Each lot would include land for a house but also land to remain as bush under environmental protection.
The area is reportedly home to endangered ecological communities of wildlife and vegetation.
The planned development has history with Council.
In August 2019 Council outlined concerns with the Reeves St proposal including the impact on the regional biodiversity corridor, biocertification, and development within a proposed E2 Environmental Conservation lands.
It identified the site for possible acquisition for COSS due to its significant environmental and cultural values.
In November, Council ceded its planning authority for both the Reeves St proposal and the Darkinjung’s Woy Woy Rd site at Kariong.
On June 1 this year however, the NSW Department of Planning requested Council provide comment on the proposal within 21-days.
Council asked for an extension so it could consult with councillors, but this was not granted.
After missing the three-week deadline, Council advised its response to the Department of Planning was late because councillors wanted a briefing before it was submitted.
A report to councillors tabled for the meeting on July 13 says that council generally supports the rezoning plan but wants to see a Development Control Chapter drafted and a plan of management for the ‘no build’ areas within the proposal.
It wants further talks to ensure the orderly and sustainable development of the environmentally sensitive land.
Council is suggesting biocertification for the entire site to streamline future development applications for the site.
It is worried that no build areas will still be cleared to cater for bushfire buffer zones and on site sewage systems and is suggesting a new chapter of a development control plan is needed.

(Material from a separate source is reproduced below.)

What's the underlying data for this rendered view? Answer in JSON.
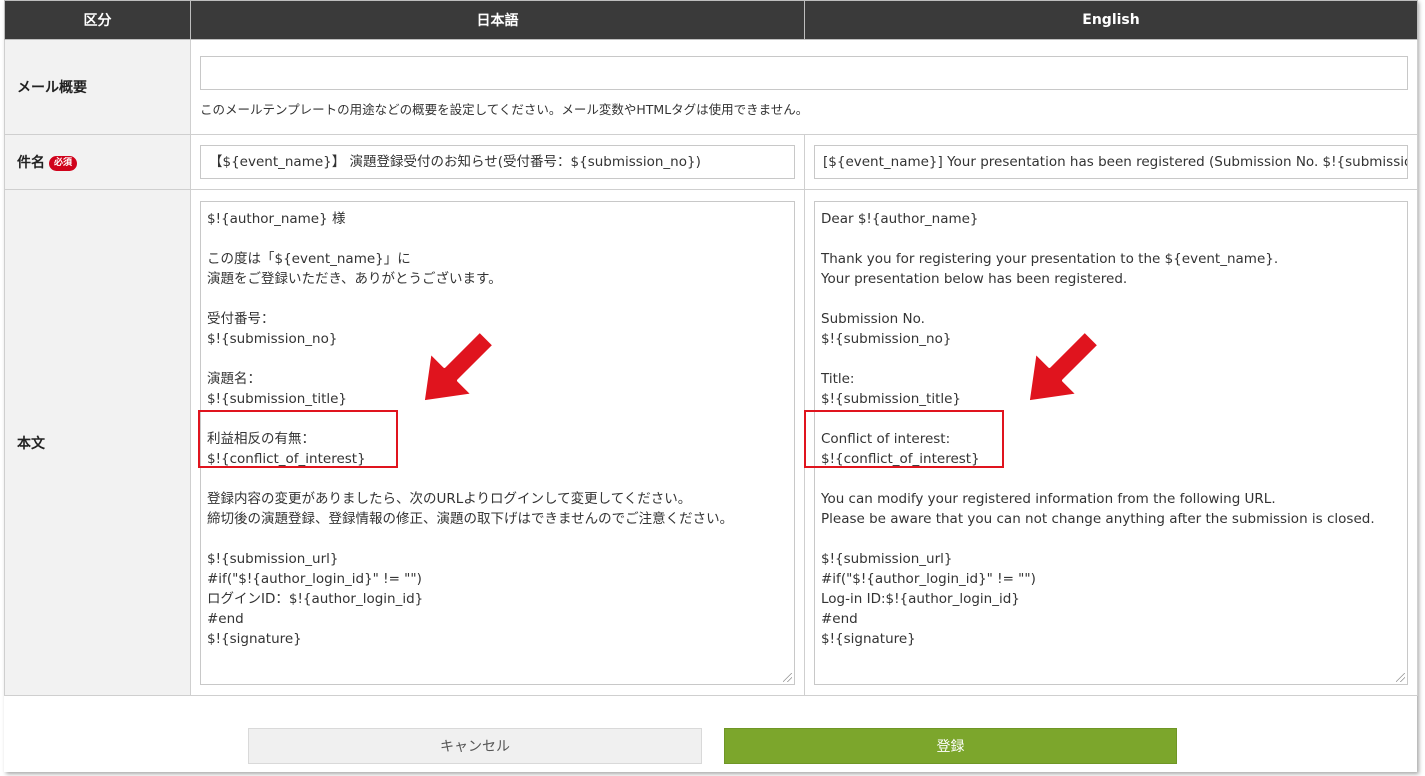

The Darkinjung is the largest non-Government landholder on the Central Coast with 3,700 hectares of land and a new State Government planning framework introduced last year allows the land to be used in a variety of ways, including residential development, employment lands and conservation plans.